1

Are "brim" and "rim" related in etymology?

I remember there are some other words which have similar meanings after adding "b-" in their fronts. It seems as if "b-" is a prefix.

But I can't recall them right now.

5

Looking in the OED, we see several entries for brim, of which the first two are.

  1. "An old poetical word for the sea", Middle English brymme, Old English brim surf, (poet.) the sea = Old Norse brim surf, sea; probably < the stem brem- roar, rage:

  2. The border, margin, edge, or brink: Middle English brimme, brymme, of uncertain etymology.

Reading the definition for (2), ME brymme originally meant the edge of some water.

There's a possible etymology staring us in the face: surfshoreedge. One wonders why the OED editors didn't suggest this as a possibility.

If this etymology is correct, it seems unlikely brim came from the same root as rim, which meant edge when brim meant surf. It's possible that the similarity in pronunciation was a factor in the convergence of their meanings, although this is a conjecture which there is no way to provide evidence for.

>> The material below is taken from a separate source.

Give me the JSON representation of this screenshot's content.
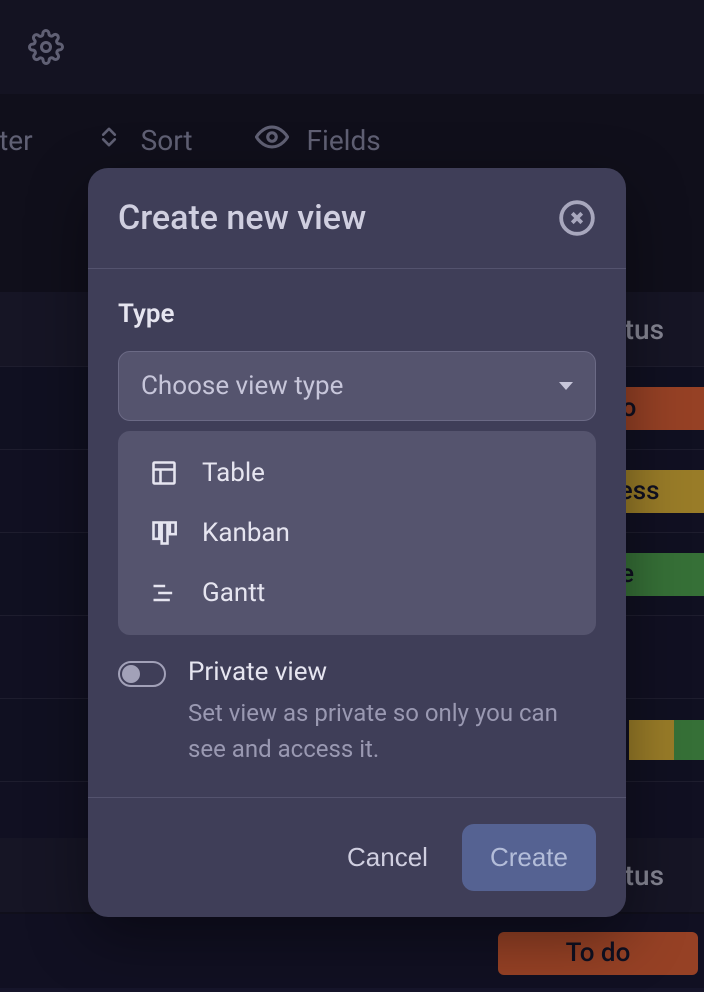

  • The OED editors must have considered the suggestion you're making, and discarded it. One reason is no doubt the possible cognates they mention for brim(2), all of which mean "edge", not "sea". – Colin Fine Nov 11 '13 at 14:33
  • I think it's unlikely that the Middle English word brim, meaning sea, surf had no influence on the later Middle English word brim, meaning shore, coast, edge of the sea. But it's certainly possible that the word was also influenced by another root as well; the OED says "compare Old Norse barmr brim, German bräme feminine ‘margin, border, fringe’, Middle High German brem strong neuter ‘edging, border’." – Peter Shor May 31 '15 at 12:54
2

Not known, but unlikely.

The OED gives many cognates to rim in Germanic, but does not trace it beyond that; and says that the etymology of brim is unknown, though it suggests a few words in other Germanic languages which might be cognate.

However, I really don't believe in b- as a prefix: I know of no other non-syllabic prefixes in English or in Germanic in general.

Not the answer you're looking for? Browse other questions tagged or ask your own question.